China successfully powered up its ‘artificial sun’ nuclear fusion reactor for the first time, media reported on Friday, marking a great advance in the country’s nuclear power research capabilities.
The HL-2M Experimental Advanced Superconducting Tokamak (EAST) reactor is China’s largest and most advanced nuclear fusion experimental research device, and scientists hope that the device can potentially unlock a powerful clean energy source.
Located in southwestern Sichuan province and completed late last year, the EAST reactor is often called an ‘artificial sun’ on account of the enormous heat and power it produces.
EAST uses a powerful magnetic field to fuse hot plasma and can reach temperatures of over 150 million degrees Celsius, approximately ten times hotter than the core of the Sun. Under such extreme temperatures, atomic nuclei undergo fusion, releasing large amounts of energy in the process.
Nuclear fusion is the energy source that powers our Sun, and is considered the holy grail of clean energy. Unlike nuclear fission used in current nuclear power plants, nuclear fusion does not produce radioactive waste. It also carries less risk of accidents or the theft of atomic material.
The challenge now is to sustain the fusion reaction long enough to produce a net energy output. It costs a huge amount of energy input to bring a tokamak reactor’s entire assembly up to its extreme operating temperature, not to mention the immense magnetic power required to hold the superheated fusing plasma in place.
“The energy confinement time of international tokamak devices is less than one second. The shot discharge duration of the HL-2M is around 10 seconds, with an energy confinement time of a few hundred milliseconds,” said Yang Qingwei, chief engineer of the HL-2M at the Southwestern Institute of Physics under the China National Nuclear Corporation (CNNC).
A secondary challenge is to develop materials that can withstand the extreme forces inside a tokamak fusion reactor. Currently, no man-made material can withstand the cumulative damage from the temperature and subatomic particles released over a period of years or decades.

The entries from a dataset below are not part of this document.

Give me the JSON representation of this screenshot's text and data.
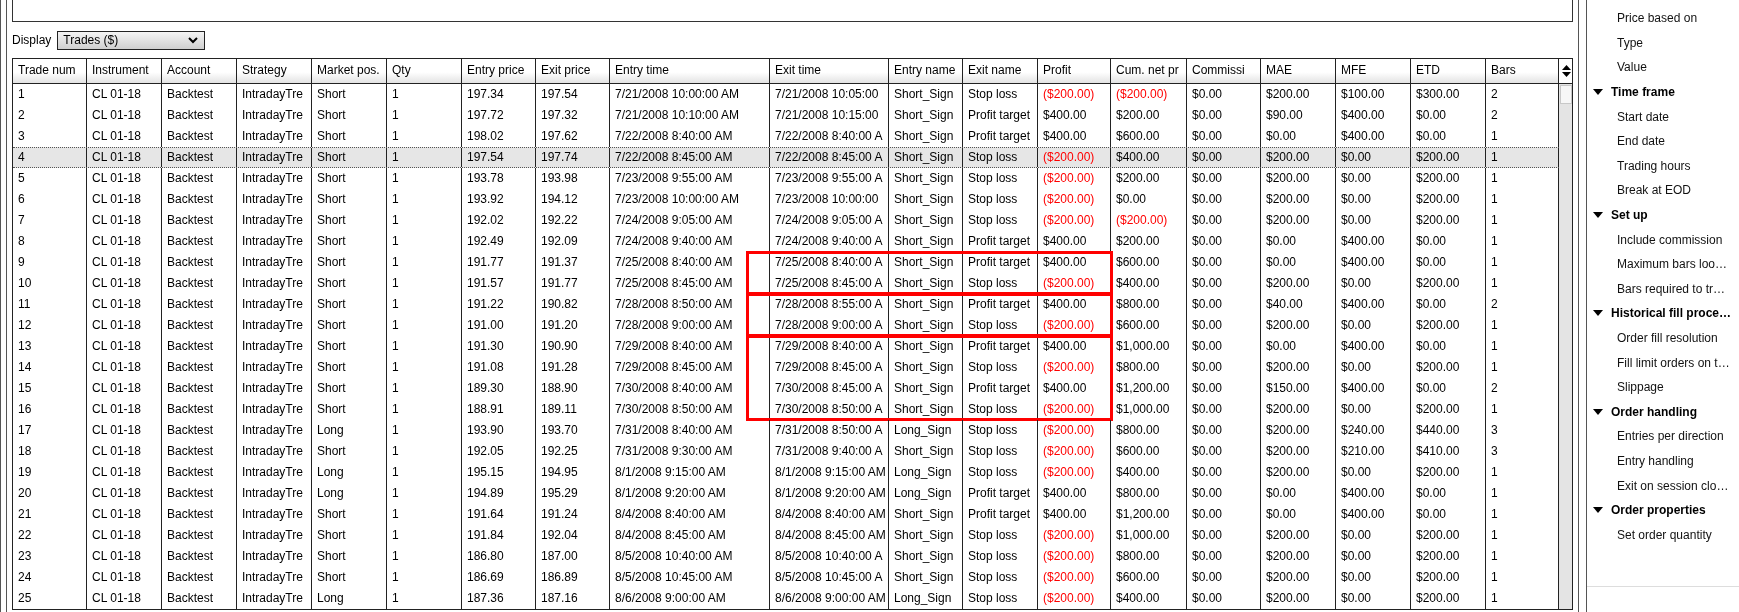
{
  "display": {
    "label": "Display",
    "value": "Trades ($)"
  },
  "table": {
    "columns": [
      "Trade num",
      "Instrument",
      "Account",
      "Strategy",
      "Market pos.",
      "Qty",
      "Entry price",
      "Exit price",
      "Entry time",
      "Exit time",
      "Entry name",
      "Exit name",
      "Profit",
      "Cum. net pr",
      "Commissi",
      "MAE",
      "MFE",
      "ETD",
      "Bars"
    ],
    "groups": [
      {
        "outlined": false,
        "rows": [
          {
            "cells": [
              "1",
              "CL 01-18",
              "Backtest",
              "IntradayTre",
              "Short",
              "1",
              "197.34",
              "197.54",
              "7/21/2008 10:00:00 AM",
              "7/21/2008 10:05:00",
              "Short_Sign",
              "Stop loss",
              "($200.00)",
              "($200.00)",
              "$0.00",
              "$200.00",
              "$100.00",
              "$300.00",
              "2"
            ],
            "selected": false,
            "profit_loss": true,
            "cum_loss": true
          },
          {
            "cells": [
              "2",
              "CL 01-18",
              "Backtest",
              "IntradayTre",
              "Short",
              "1",
              "197.72",
              "197.32",
              "7/21/2008 10:10:00 AM",
              "7/21/2008 10:15:00",
              "Short_Sign",
              "Profit target",
              "$400.00",
              "$200.00",
              "$0.00",
              "$90.00",
              "$400.00",
              "$0.00",
              "2"
            ],
            "selected": false,
            "profit_loss": false,
            "cum_loss": false
          },
          {
            "cells": [
              "3",
              "CL 01-18",
              "Backtest",
              "IntradayTre",
              "Short",
              "1",
              "198.02",
              "197.62",
              "7/22/2008 8:40:00 AM",
              "7/22/2008 8:40:00 A",
              "Short_Sign",
              "Profit target",
              "$400.00",
              "$600.00",
              "$0.00",
              "$0.00",
              "$400.00",
              "$0.00",
              "1"
            ],
            "selected": false,
            "profit_loss": false,
            "cum_loss": false
          },
          {
            "cells": [
              "4",
              "CL 01-18",
              "Backtest",
              "IntradayTre",
              "Short",
              "1",
              "197.54",
              "197.74",
              "7/22/2008 8:45:00 AM",
              "7/22/2008 8:45:00 A",
              "Short_Sign",
              "Stop loss",
              "($200.00)",
              "$400.00",
              "$0.00",
              "$200.00",
              "$0.00",
              "$200.00",
              "1"
            ],
            "selected": true,
            "profit_loss": true,
            "cum_loss": false
          },
          {
            "cells": [
              "5",
              "CL 01-18",
              "Backtest",
              "IntradayTre",
              "Short",
              "1",
              "193.78",
              "193.98",
              "7/23/2008 9:55:00 AM",
              "7/23/2008 9:55:00 A",
              "Short_Sign",
              "Stop loss",
              "($200.00)",
              "$200.00",
              "$0.00",
              "$200.00",
              "$0.00",
              "$200.00",
              "1"
            ],
            "selected": false,
            "profit_loss": true,
            "cum_loss": false
          },
          {
            "cells": [
              "6",
              "CL 01-18",
              "Backtest",
              "IntradayTre",
              "Short",
              "1",
              "193.92",
              "194.12",
              "7/23/2008 10:00:00 AM",
              "7/23/2008 10:00:00",
              "Short_Sign",
              "Stop loss",
              "($200.00)",
              "$0.00",
              "$0.00",
              "$200.00",
              "$0.00",
              "$200.00",
              "1"
            ],
            "selected": false,
            "profit_loss": true,
            "cum_loss": false
          },
          {
            "cells": [
              "7",
              "CL 01-18",
              "Backtest",
              "IntradayTre",
              "Short",
              "1",
              "192.02",
              "192.22",
              "7/24/2008 9:05:00 AM",
              "7/24/2008 9:05:00 A",
              "Short_Sign",
              "Stop loss",
              "($200.00)",
              "($200.00)",
              "$0.00",
              "$200.00",
              "$0.00",
              "$200.00",
              "1"
            ],
            "selected": false,
            "profit_loss": true,
            "cum_loss": true
          },
          {
            "cells": [
              "8",
              "CL 01-18",
              "Backtest",
              "IntradayTre",
              "Short",
              "1",
              "192.49",
              "192.09",
              "7/24/2008 9:40:00 AM",
              "7/24/2008 9:40:00 A",
              "Short_Sign",
              "Profit target",
              "$400.00",
              "$200.00",
              "$0.00",
              "$0.00",
              "$400.00",
              "$0.00",
              "1"
            ],
            "selected": false,
            "profit_loss": false,
            "cum_loss": false
          }
        ]
      },
      {
        "outlined": true,
        "rows": [
          {
            "cells": [
              "9",
              "CL 01-18",
              "Backtest",
              "IntradayTre",
              "Short",
              "1",
              "191.77",
              "191.37",
              "7/25/2008 8:40:00 AM",
              "7/25/2008 8:40:00 A",
              "Short_Sign",
              "Profit target",
              "$400.00",
              "$600.00",
              "$0.00",
              "$0.00",
              "$400.00",
              "$0.00",
              "1"
            ],
            "selected": false,
            "profit_loss": false,
            "cum_loss": false
          },
          {
            "cells": [
              "10",
              "CL 01-18",
              "Backtest",
              "IntradayTre",
              "Short",
              "1",
              "191.57",
              "191.77",
              "7/25/2008 8:45:00 AM",
              "7/25/2008 8:45:00 A",
              "Short_Sign",
              "Stop loss",
              "($200.00)",
              "$400.00",
              "$0.00",
              "$200.00",
              "$0.00",
              "$200.00",
              "1"
            ],
            "selected": false,
            "profit_loss": true,
            "cum_loss": false
          }
        ]
      },
      {
        "outlined": true,
        "rows": [
          {
            "cells": [
              "11",
              "CL 01-18",
              "Backtest",
              "IntradayTre",
              "Short",
              "1",
              "191.22",
              "190.82",
              "7/28/2008 8:50:00 AM",
              "7/28/2008 8:55:00 A",
              "Short_Sign",
              "Profit target",
              "$400.00",
              "$800.00",
              "$0.00",
              "$40.00",
              "$400.00",
              "$0.00",
              "2"
            ],
            "selected": false,
            "profit_loss": false,
            "cum_loss": false
          },
          {
            "cells": [
              "12",
              "CL 01-18",
              "Backtest",
              "IntradayTre",
              "Short",
              "1",
              "191.00",
              "191.20",
              "7/28/2008 9:00:00 AM",
              "7/28/2008 9:00:00 A",
              "Short_Sign",
              "Stop loss",
              "($200.00)",
              "$600.00",
              "$0.00",
              "$200.00",
              "$0.00",
              "$200.00",
              "1"
            ],
            "selected": false,
            "profit_loss": true,
            "cum_loss": false
          }
        ]
      },
      {
        "outlined": true,
        "rows": [
          {
            "cells": [
              "13",
              "CL 01-18",
              "Backtest",
              "IntradayTre",
              "Short",
              "1",
              "191.30",
              "190.90",
              "7/29/2008 8:40:00 AM",
              "7/29/2008 8:40:00 A",
              "Short_Sign",
              "Profit target",
              "$400.00",
              "$1,000.00",
              "$0.00",
              "$0.00",
              "$400.00",
              "$0.00",
              "1"
            ],
            "selected": false,
            "profit_loss": false,
            "cum_loss": false
          },
          {
            "cells": [
              "14",
              "CL 01-18",
              "Backtest",
              "IntradayTre",
              "Short",
              "1",
              "191.08",
              "191.28",
              "7/29/2008 8:45:00 AM",
              "7/29/2008 8:45:00 A",
              "Short_Sign",
              "Stop loss",
              "($200.00)",
              "$800.00",
              "$0.00",
              "$200.00",
              "$0.00",
              "$200.00",
              "1"
            ],
            "selected": false,
            "profit_loss": true,
            "cum_loss": false
          },
          {
            "cells": [
              "15",
              "CL 01-18",
              "Backtest",
              "IntradayTre",
              "Short",
              "1",
              "189.30",
              "188.90",
              "7/30/2008 8:40:00 AM",
              "7/30/2008 8:45:00 A",
              "Short_Sign",
              "Profit target",
              "$400.00",
              "$1,200.00",
              "$0.00",
              "$150.00",
              "$400.00",
              "$0.00",
              "2"
            ],
            "selected": false,
            "profit_loss": false,
            "cum_loss": false
          },
          {
            "cells": [
              "16",
              "CL 01-18",
              "Backtest",
              "IntradayTre",
              "Short",
              "1",
              "188.91",
              "189.11",
              "7/30/2008 8:50:00 AM",
              "7/30/2008 8:50:00 A",
              "Short_Sign",
              "Stop loss",
              "($200.00)",
              "$1,000.00",
              "$0.00",
              "$200.00",
              "$0.00",
              "$200.00",
              "1"
            ],
            "selected": false,
            "profit_loss": true,
            "cum_loss": false
          }
        ]
      },
      {
        "outlined": false,
        "rows": [
          {
            "cells": [
              "17",
              "CL 01-18",
              "Backtest",
              "IntradayTre",
              "Long",
              "1",
              "193.90",
              "193.70",
              "7/31/2008 8:40:00 AM",
              "7/31/2008 8:50:00 A",
              "Long_Sign",
              "Stop loss",
              "($200.00)",
              "$800.00",
              "$0.00",
              "$200.00",
              "$240.00",
              "$440.00",
              "3"
            ],
            "selected": false,
            "profit_loss": true,
            "cum_loss": false
          },
          {
            "cells": [
              "18",
              "CL 01-18",
              "Backtest",
              "IntradayTre",
              "Short",
              "1",
              "192.05",
              "192.25",
              "7/31/2008 9:30:00 AM",
              "7/31/2008 9:40:00 A",
              "Short_Sign",
              "Stop loss",
              "($200.00)",
              "$600.00",
              "$0.00",
              "$200.00",
              "$210.00",
              "$410.00",
              "3"
            ],
            "selected": false,
            "profit_loss": true,
            "cum_loss": false
          },
          {
            "cells": [
              "19",
              "CL 01-18",
              "Backtest",
              "IntradayTre",
              "Long",
              "1",
              "195.15",
              "194.95",
              "8/1/2008 9:15:00 AM",
              "8/1/2008 9:15:00 AM",
              "Long_Sign",
              "Stop loss",
              "($200.00)",
              "$400.00",
              "$0.00",
              "$200.00",
              "$0.00",
              "$200.00",
              "1"
            ],
            "selected": false,
            "profit_loss": true,
            "cum_loss": false
          },
          {
            "cells": [
              "20",
              "CL 01-18",
              "Backtest",
              "IntradayTre",
              "Long",
              "1",
              "194.89",
              "195.29",
              "8/1/2008 9:20:00 AM",
              "8/1/2008 9:20:00 AM",
              "Long_Sign",
              "Profit target",
              "$400.00",
              "$800.00",
              "$0.00",
              "$0.00",
              "$400.00",
              "$0.00",
              "1"
            ],
            "selected": false,
            "profit_loss": false,
            "cum_loss": false
          },
          {
            "cells": [
              "21",
              "CL 01-18",
              "Backtest",
              "IntradayTre",
              "Short",
              "1",
              "191.64",
              "191.24",
              "8/4/2008 8:40:00 AM",
              "8/4/2008 8:40:00 AM",
              "Short_Sign",
              "Profit target",
              "$400.00",
              "$1,200.00",
              "$0.00",
              "$0.00",
              "$400.00",
              "$0.00",
              "1"
            ],
            "selected": false,
            "profit_loss": false,
            "cum_loss": false
          },
          {
            "cells": [
              "22",
              "CL 01-18",
              "Backtest",
              "IntradayTre",
              "Short",
              "1",
              "191.84",
              "192.04",
              "8/4/2008 8:45:00 AM",
              "8/4/2008 8:45:00 AM",
              "Short_Sign",
              "Stop loss",
              "($200.00)",
              "$1,000.00",
              "$0.00",
              "$200.00",
              "$0.00",
              "$200.00",
              "1"
            ],
            "selected": false,
            "profit_loss": true,
            "cum_loss": false
          },
          {
            "cells": [
              "23",
              "CL 01-18",
              "Backtest",
              "IntradayTre",
              "Short",
              "1",
              "186.80",
              "187.00",
              "8/5/2008 10:40:00 AM",
              "8/5/2008 10:40:00 A",
              "Short_Sign",
              "Stop loss",
              "($200.00)",
              "$800.00",
              "$0.00",
              "$200.00",
              "$0.00",
              "$200.00",
              "1"
            ],
            "selected": false,
            "profit_loss": true,
            "cum_loss": false
          },
          {
            "cells": [
              "24",
              "CL 01-18",
              "Backtest",
              "IntradayTre",
              "Short",
              "1",
              "186.69",
              "186.89",
              "8/5/2008 10:45:00 AM",
              "8/5/2008 10:45:00 A",
              "Short_Sign",
              "Stop loss",
              "($200.00)",
              "$600.00",
              "$0.00",
              "$200.00",
              "$0.00",
              "$200.00",
              "1"
            ],
            "selected": false,
            "profit_loss": true,
            "cum_loss": false
          },
          {
            "cells": [
              "25",
              "CL 01-18",
              "Backtest",
              "IntradayTre",
              "Long",
              "1",
              "187.36",
              "187.16",
              "8/6/2008 9:00:00 AM",
              "8/6/2008 9:00:00 AM",
              "Long_Sign",
              "Stop loss",
              "($200.00)",
              "$400.00",
              "$0.00",
              "$200.00",
              "$0.00",
              "$200.00",
              "1"
            ],
            "selected": false,
            "profit_loss": true,
            "cum_loss": false
          }
        ]
      }
    ]
  },
  "properties": {
    "items": [
      "Price based on",
      "Type",
      "Value"
    ],
    "categories": [
      {
        "label": "Time frame",
        "expanded": true,
        "items": [
          "Start date",
          "End date",
          "Trading hours",
          "Break at EOD"
        ]
      },
      {
        "label": "Set up",
        "expanded": true,
        "items": [
          "Include commission",
          "Maximum bars loo…",
          "Bars required to tr…"
        ]
      },
      {
        "label": "Historical fill proce…",
        "expanded": true,
        "items": [
          "Order fill resolution",
          "Fill limit orders on t…",
          "Slippage"
        ]
      },
      {
        "label": "Order handling",
        "expanded": true,
        "items": [
          "Entries per direction",
          "Entry handling",
          "Exit on session clo…"
        ]
      },
      {
        "label": "Order properties",
        "expanded": true,
        "items": [
          "Set order quantity"
        ]
      }
    ]
  }
}
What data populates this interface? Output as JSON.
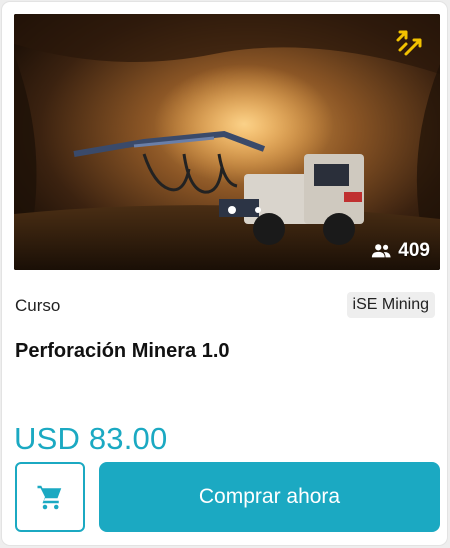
{
  "card": {
    "enrollment_count": "409",
    "course_type": "Curso",
    "provider": "iSE Mining",
    "title": "Perforación Minera 1.0",
    "price": "USD 83.00",
    "buy_label": "Comprar ahora"
  },
  "icons": {
    "corner": "expand-arrows-icon",
    "students": "people-icon",
    "cart": "shopping-cart-icon"
  },
  "colors": {
    "accent": "#1ba9c2",
    "corner_icon": "#f2c200"
  }
}
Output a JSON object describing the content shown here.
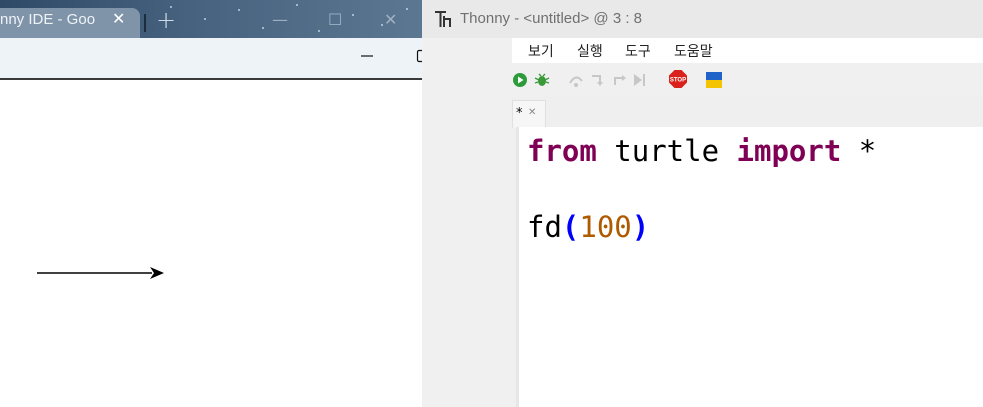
{
  "browser": {
    "tab_title": "nny IDE - Goo",
    "tab_close": "✕",
    "new_tab": "+",
    "controls": {
      "minimize": "—",
      "maximize": "☐",
      "close": "✕"
    }
  },
  "turtle_window": {
    "controls": {
      "minimize": "—",
      "maximize": "☐",
      "close": "✕"
    },
    "drawing": {
      "command": "fd(100)",
      "heading": "east",
      "pen_color": "#000000"
    }
  },
  "thonny": {
    "title": "Thonny  -  <untitled>  @  3 : 8",
    "menu": [
      "보기",
      "실행",
      "도구",
      "도움말"
    ],
    "toolbar": {
      "icons": [
        "run-icon",
        "debug-icon",
        "step-over-icon",
        "step-into-icon",
        "step-out-icon",
        "resume-icon",
        "stop-icon",
        "ukraine-flag-icon"
      ],
      "stop_label": "STOP"
    },
    "editor_tab": {
      "label": "*",
      "close": "✕"
    },
    "code": {
      "line1": {
        "kw1": "from",
        "name": " turtle ",
        "kw2": "import",
        "rest": " *"
      },
      "line3": {
        "func": "fd",
        "open": "(",
        "arg": "100",
        "close": ")"
      }
    }
  },
  "colors": {
    "keyword": "#7f0055",
    "paren": "#0000ff",
    "number": "#b05a00",
    "menu_bg": "#ffffff",
    "stop_red": "#d9221c"
  }
}
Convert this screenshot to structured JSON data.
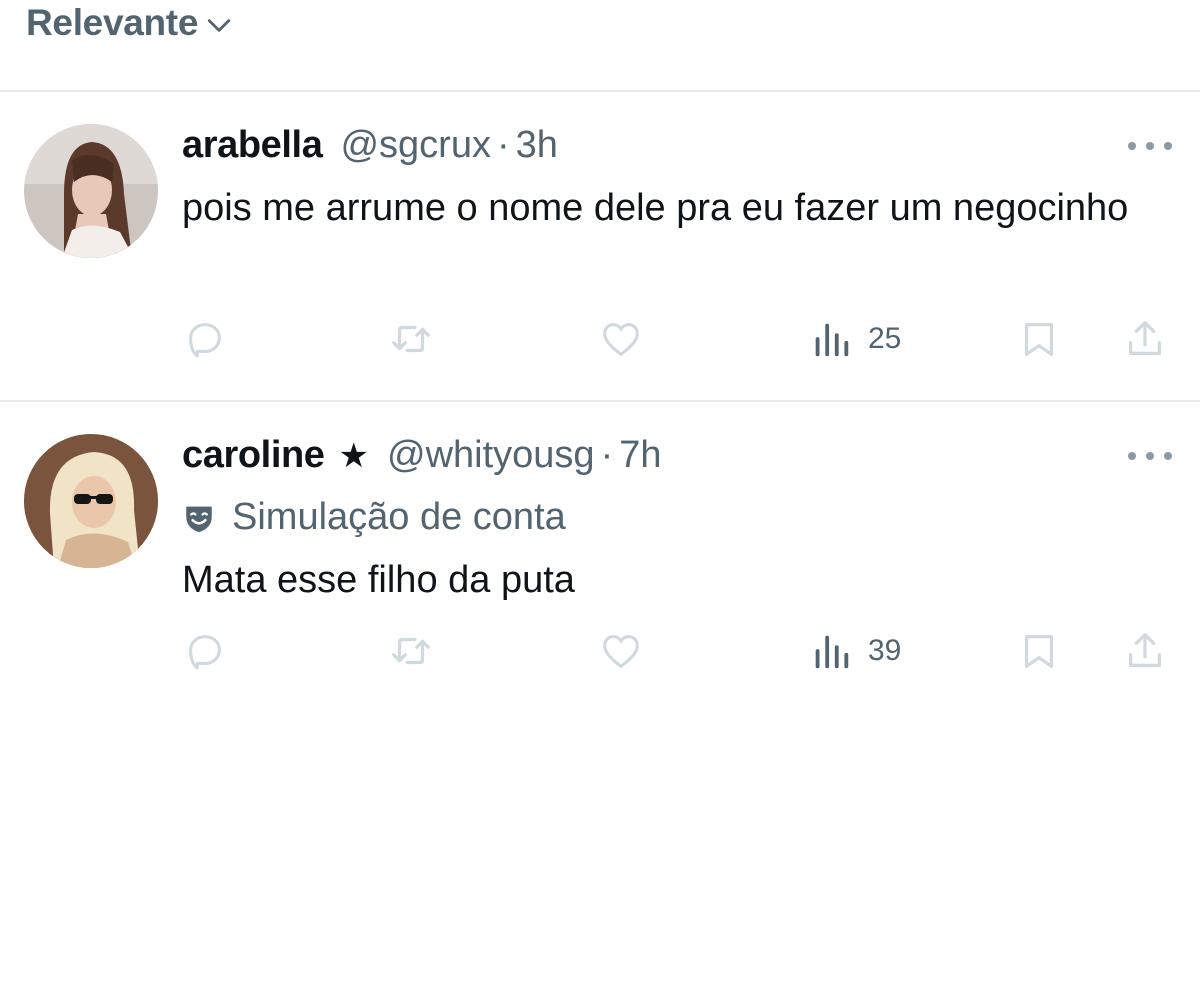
{
  "sort": {
    "label": "Relevante",
    "icon": "chevron-down-icon"
  },
  "colors": {
    "text": "#0f1419",
    "secondary": "#536471",
    "icon": "#cfd9de",
    "divider": "#e7e9ea"
  },
  "tweets": [
    {
      "name": "arabella",
      "badge": "",
      "handle": "@sgcrux",
      "separator": "·",
      "time": "3h",
      "account_label": "",
      "text": "pois me arrume o nome dele pra eu fazer um negocinho",
      "views": "25"
    },
    {
      "name": "caroline",
      "badge": "★",
      "handle": "@whityousg",
      "separator": "·",
      "time": "7h",
      "account_label": "Simulação de conta",
      "text": "Mata esse filho da puta",
      "views": "39"
    }
  ]
}
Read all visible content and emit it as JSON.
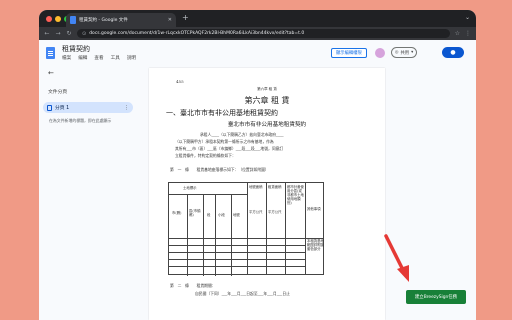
{
  "browser": {
    "tab_title": "租賃契約 - Google 文件",
    "url": "docs.google.com/document/d/1w-rLqcxkOTCPkAQF2rk2Bl-BhM0Ra6iLkAi3bn44kvx/edit?tab=t.0"
  },
  "docs": {
    "title": "租賃契約",
    "menus": [
      "檔案",
      "編輯",
      "查看",
      "工具",
      "說明"
    ],
    "history_button": "顯示編輯權限",
    "share_label": "共用"
  },
  "outline": {
    "title": "文件分頁",
    "tab_label": "分頁 1",
    "hint": "在為文件新增的標題，即在此處顯示"
  },
  "page": {
    "page_number": "455",
    "chapter_small": "第六章 租 賃",
    "chapter": "第六章 租 賃",
    "section": "一、臺北市市有非公用基地租賃契約",
    "subtitle": "臺北市市有非公用基地租賃契約",
    "p1": "承租人____（以下簡稱乙方）茲向臺北市政府____",
    "p2": "（以下簡稱甲方）承租本契約第一條所示之市有基地，作為",
    "p3": "其所有___市（區）___區（市鎮鄉）___段___段___地號，同意訂",
    "p4": "立租賃條件，特約定契約條款如下：",
    "art1": "第　一　條　　租賃基地座落標示如下：（位置詳如附圖）",
    "table": {
      "h_loc": "土地標示",
      "h_area": "地號面積",
      "h_rent": "租賃面積",
      "h_zone": "都市計畫使用分區(或非都市土地使用地類別)",
      "h_use": "土地使用類別",
      "h_other": "其他事項",
      "c_city": "市(縣)",
      "c_dist": "區(市鎮鄉)",
      "c_sec": "段",
      "c_sub": "小段",
      "c_lot": "地號",
      "c_m2a": "平方公尺",
      "c_m2b": "平方公尺",
      "note": "本租賃基地範圍詳附圖套色部分"
    },
    "art2": "第　二　條　　租賃期間：",
    "art2b": "自民國（下同）___年___月___日起至___年___月___日止"
  },
  "extension_button": "建立BreezySign任務",
  "colors": {
    "background": "#f09a86",
    "docs_blue": "#0b57d0",
    "extension_green": "#188038",
    "arrow_red": "#e53935"
  }
}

Scientists plan to use the device in collaboration with the International Thermonuclear Experimental Reactor (ITER) – the world’s largest nuclear fusion research project based in France, which is expected to be completed in 2025. Achieving fusion is both extremely difficult and prohibitively expensive, with the total cost of ITER estimated at US$22.5 billion.